I received this wonderful book on my birthday. I have been reading it slowly but surely because I didn’t want to burn through it, since it seemed very special.
I remember talking with one of my transplant friends about it & feeling such a strong affinity to send it to her for her first anniversary of her new lungs. I did just that. There was something of significance that told me to send it as an old-fashioned book & not an e-book.
She & I texted excitedly about it after it came.
This is my warning to her if she hasn’t read it yet. This is also a warning to my bestie. I know you want to read this, so here’s your cue to not read further so I do not spoil it for you.
It will be worth the wait for both of you to come back & read this after the fact because it’s worth it.
That also goes for anyone else. You’ve been warned. SPOILERS AHEAD.
I do try not to divulge too many.
The concept is interesting.
The book is told as through the eyes of a teenager in the last few days of her life but she doesn’t know it at first.
Her parents decide to donate her organs based on one of the events early in the book. ( I am not going to give that away because it is significant to both the beginning & end of the book.)
At first, Jessica (the teenager who died) resents being donated. She is angry not only that she died the night of one of the most significant parties she’s ever been invited to, but that she’s being “divvy’d up.”
(FIRST SPOILER: RUN NOW WHILE YOU STILL CAN!!)
Then she gets to know her recipients but not in the way one might think. After all she’s dead, but it’s a different take on cell memory than what people might think. She is connected through the organs but instead of recipients taking on her traits, it’s their traits she connects with.
Three teens in her area get some of her organs & tissues, they are of all different backgrounds & family dynamics. There is one teen (that eventually becomes friends with the other 3) that lives farther away that gets her kidney. Interestingly enough, he’s the one who starts the search to learn about her, but seems to come up the most empty until later.
(Second Spoiler: Proceed at own risk) Eventually all of their worlds collide in a crisis, (which I won’t give away in more detail because that’s also the heart of the book), but it’s very telling.
The recipients are all around similar ages with important milestones (to them), so that makes some of this even more heart-wrenching at points, yet relatable.
The ending isn’t a classic happy ending but one that somehow I believe brings peace to all of them (including Jessica, the donor) in their own way.
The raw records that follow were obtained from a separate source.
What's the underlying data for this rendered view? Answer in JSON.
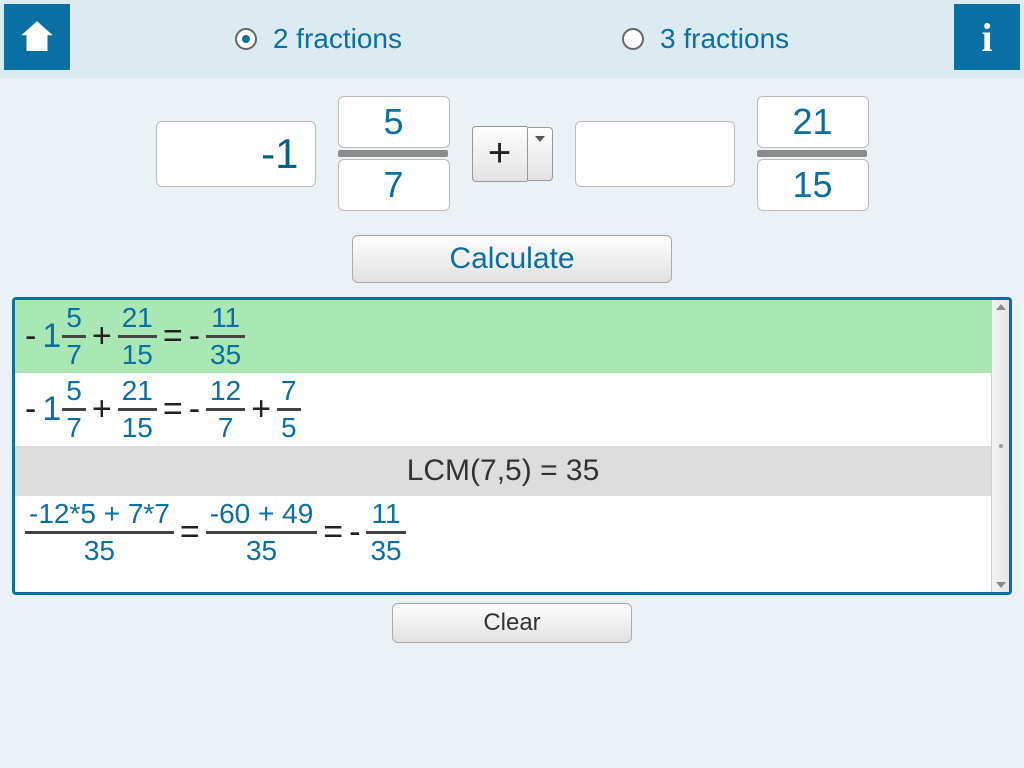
{
  "modes": {
    "two": "2 fractions",
    "three": "3 fractions",
    "selected": "two"
  },
  "input": {
    "a_whole": "-1",
    "a_num": "5",
    "a_den": "7",
    "op": "+",
    "b_whole": "",
    "b_num": "21",
    "b_den": "15"
  },
  "buttons": {
    "calculate": "Calculate",
    "clear": "Clear"
  },
  "result": {
    "line1": {
      "sign1": "-",
      "w1": "1",
      "n1": "5",
      "d1": "7",
      "op": "+",
      "n2": "21",
      "d2": "15",
      "eq": "=",
      "sign2": "-",
      "rn": "11",
      "rd": "35"
    },
    "line2": {
      "sign1": "-",
      "w1": "1",
      "n1": "5",
      "d1": "7",
      "op": "+",
      "n2": "21",
      "d2": "15",
      "eq": "=",
      "sign2": "-",
      "r1n": "12",
      "r1d": "7",
      "op2": "+",
      "r2n": "7",
      "r2d": "5"
    },
    "lcm": "LCM(7,5) = 35",
    "line3": {
      "f1n": "-12*5 + 7*7",
      "f1d": "35",
      "eq1": "=",
      "f2n": "-60 + 49",
      "f2d": "35",
      "eq2": "=",
      "sign": "-",
      "rn": "11",
      "rd": "35"
    }
  }
}
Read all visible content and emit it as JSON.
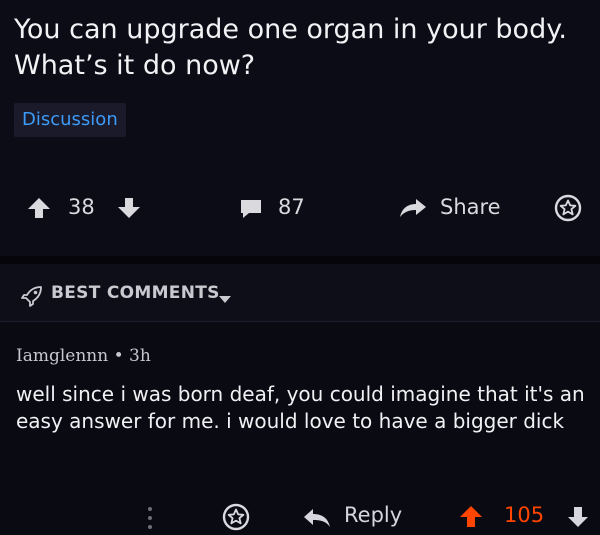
{
  "post": {
    "title": "You can upgrade one organ in your body. What’s it do now?",
    "flair": "Discussion",
    "score": "38",
    "comment_count": "87",
    "share_label": "Share"
  },
  "sort": {
    "label": "BEST COMMENTS"
  },
  "comment": {
    "meta": "Iamglennn • 3h",
    "body": "well since i was born deaf, you could imagine that it's an easy answer for me. i would love to have a bigger dick",
    "reply_label": "Reply",
    "score": "105"
  },
  "colors": {
    "background": "#0b0b14",
    "flair_text": "#3d9af7",
    "upvoted": "#ff4500",
    "text": "#e6e6ea"
  },
  "icons": [
    "upvote-icon",
    "downvote-icon",
    "comment-icon",
    "share-icon",
    "award-icon",
    "rocket-icon",
    "chevron-down-icon",
    "more-icon",
    "reply-icon"
  ]
}
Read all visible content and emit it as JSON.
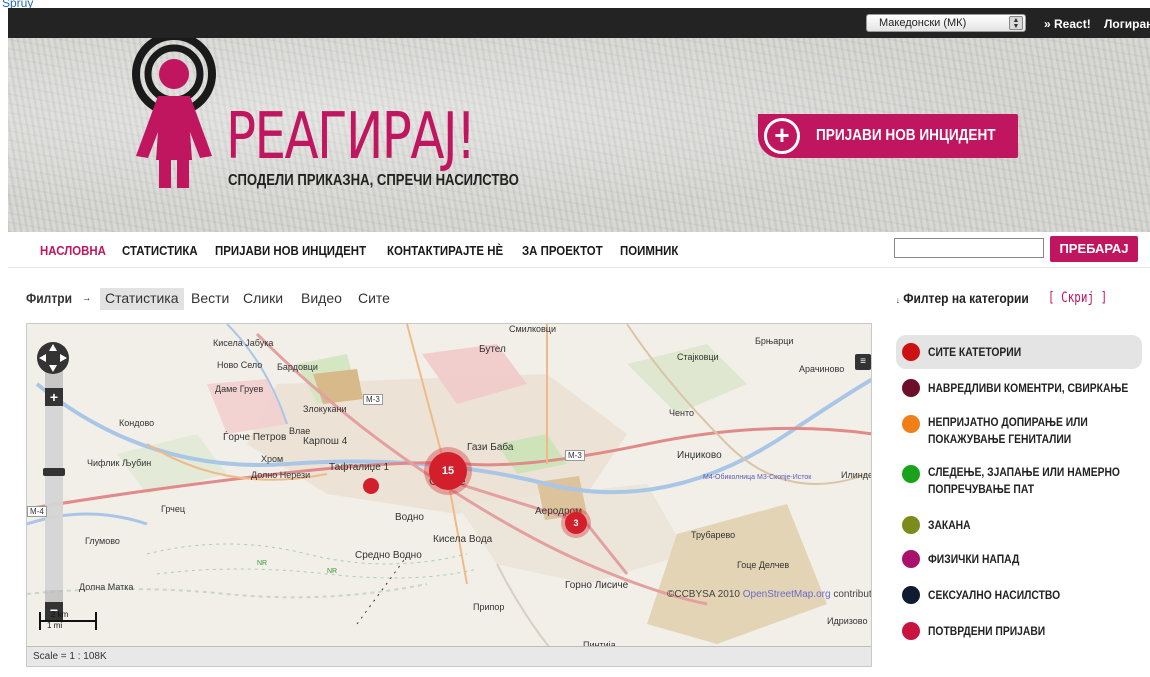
{
  "frame": {
    "link_text": "Spruy"
  },
  "topbar": {
    "language_selected": "Македонски (МК)",
    "react_link": "» React!",
    "login_link": "Логирање"
  },
  "header": {
    "brand_title": "РЕАГИРАЈ!",
    "tagline": "СПОДЕЛИ ПРИКАЗНА, СПРЕЧИ НАСИЛСТВО",
    "report_button": "ПРИЈАВИ НОВ ИНЦИДЕНТ",
    "brand_color": "#c0165f"
  },
  "nav": {
    "items": [
      {
        "label": "НАСЛОВНА",
        "active": true
      },
      {
        "label": "СТАТИСТИКА"
      },
      {
        "label": "ПРИЈАВИ НОВ ИНЦИДЕНТ"
      },
      {
        "label": "КОНТАКТИРАЈТЕ НÈ"
      },
      {
        "label": "ЗА ПРОЕКТОТ"
      },
      {
        "label": "ПОИМНИК"
      }
    ],
    "search_value": "",
    "search_button": "ПРЕБАРАЈ"
  },
  "filters": {
    "label": "Филтри",
    "arrow": "→",
    "tabs": [
      "Статистика",
      "Вести",
      "Слики",
      "Видео",
      "Сите"
    ],
    "active_tab": "Статистика"
  },
  "map": {
    "labels": {
      "kisela_jabuka": "Кисела Јабука",
      "novo_selo": "Ново Село",
      "bardovci": "Бардовци",
      "dame_gruev": "Даме Груев",
      "butel": "Бутел",
      "smilkovci": "Смилковци",
      "brnjarci": "Брњарци",
      "stajkovci": "Стајковци",
      "arachinovo": "Арачиново",
      "kondovo": "Кондово",
      "zlokukjani": "Злокукани",
      "gorce_petrov": "Ѓорче Петров",
      "vlae": "Влае",
      "karposh": "Карпош 4",
      "gazi_baba": "Гази Баба",
      "chento": "Ченто",
      "chiflik": "Чифлик Љубин",
      "hrom": "Хром",
      "dolno_nerezi": "Долно Нерези",
      "taftalidze": "Тафталиџе 1",
      "skopje": "Скопје",
      "indzikovo": "Инџиково",
      "ilinden": "Илинден",
      "grchec": "Грчец",
      "vodno": "Водно",
      "aerodrom": "Аеродром",
      "trubarevo": "Трубарево",
      "glumovo": "Глумово",
      "kisela_voda": "Кисела Вода",
      "sredno_vodno": "Средно Водно",
      "goce_delchev": "Гоце Делчев",
      "dolna_matka": "Долна Матка",
      "gorno_lisiche": "Горно Лисиче",
      "pripor": "Припор",
      "idrizovo": "Идризово",
      "pintija": "Пинтија",
      "road_m3": "M-3",
      "road_m3b": "M-3",
      "road_m4": "M-4",
      "road_link": "М4-Обиколница М3-Скопје-Исток",
      "nr": "NR"
    },
    "clusters": [
      {
        "count": "15"
      },
      {
        "count": "3"
      },
      {
        "count": ""
      }
    ],
    "attribution_prefix": "©CCBYSA 2010 ",
    "attribution_osm": "OpenStreetMap.org",
    "attribution_suffix": " contributors",
    "scale_text": "Scale = 1 : 108K",
    "scale_km": "2 km",
    "scale_mi": "1 mi",
    "zoom_in": "+",
    "zoom_out": "−"
  },
  "categories": {
    "header": "Филтер на категории",
    "header_arrow": "↓",
    "hide_label": "[ Скриј ]",
    "items": [
      {
        "label": "СИТЕ КАТЕТОРИИ",
        "color": "#cc1111",
        "active": true
      },
      {
        "label": "НАВРЕДЛИВИ КОМЕНТРИ, СВИРКАЊЕ",
        "color": "#6b0f2a"
      },
      {
        "label": "НЕПРИЈАТНО ДОПИРАЊЕ ИЛИ ПОКАЖУВАЊЕ ГЕНИТАЛИИ",
        "color": "#f07f17"
      },
      {
        "label": "СЛЕДЕЊЕ, ЗЈАПАЊЕ ИЛИ НАМЕРНО ПОПРЕЧУВАЊЕ ПАТ",
        "color": "#1aa31a"
      },
      {
        "label": "ЗАКАНА",
        "color": "#7c8b1b"
      },
      {
        "label": "ФИЗИЧКИ НАПАД",
        "color": "#a8126d"
      },
      {
        "label": "СЕКСУАЛНО НАСИЛСТВО",
        "color": "#0f1b2e"
      },
      {
        "label": "ПОТВРДЕНИ ПРИЈАВИ",
        "color": "#c8143f"
      }
    ]
  }
}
The author also includes a nice letter at the end about how she came to write the story. She also talks about what inspired it, & the research she undertook in crafting her work of fiction.
I think this is important because while she admits to accelerating some things for the sake of the story, there’s a ton of realism & reality in the story that adds valuable perspective in both donation & transplant aspects. I think that is important but necessary.
It’s too often a corner cut for the sake of embellishment or sensationalizing or making a fictitious story seem more “sexy”to play up or embellish certain realities. This book doesn’t do that. I think it makes for an even more compelling story.
She also includes information & links at the end about Cystic Fibrosis, transplants, & organ donation. She even shares her own thoughts on why she felt it was important to be a donor herself. She also shares how she did seek out others for real life accounts with what transplant is like, which I think is not only important but part of the overall quality of the writing that makes it so relatable.
It really is a unique story all the way around.
Even though it’s marketed to young adult readers, so much of these characters’ thoughts & feelings resonated with me deeply.
It even had me thinking back to earlier in my own rare disease journey (even before transplant entered the equation) for me about what my life with my own illnesses had been like. How it impacted me as far as “thinking ahead.”
I am not ashamed to admit there were times that I was so profoundly moved that I cried while I was reading because I could put myself in the character’s shoes at the time. That doesn’t happen with me that often. Yet, as a recipient it also gave me another way to look at my gift from my donor, so I found it comforting.
I may have to re-read it after transplant & see if it hits me the same way or I feel this more strongly.
Sometimes I don’t read a lot of fiction because of attention problems or fatigue affecting my concentration.
But I loved the fact that I could pick this up, read a few pages, bookmark it, come back later & re-engage as if no time had passed. That’s rare I can do that.
Or that I knowingly want to slow down because I know the story (while engrossing) is only so long. I don’t just want to tear through it & devour it.
I decided after finding out about this book, I was going to try doing some book reviews of books that had been written by transplant recipients or donors in the future.
Probably a mix of nonfiction & fiction in the end.
But the fiction I think is more compelling right now, just to see how those experiences inform the story & the world they are trying to build.
As someone who respects writers & tries to do some occasionally herself, that really fascinates me.
I think this is a great book for people who want a glimpse into what transplant life is like without it being so overwhelming or chock full of medical terms and language that isn’t understandable or obtuse & not relatable.
Overall, I just think it’s an enjoyable read, period.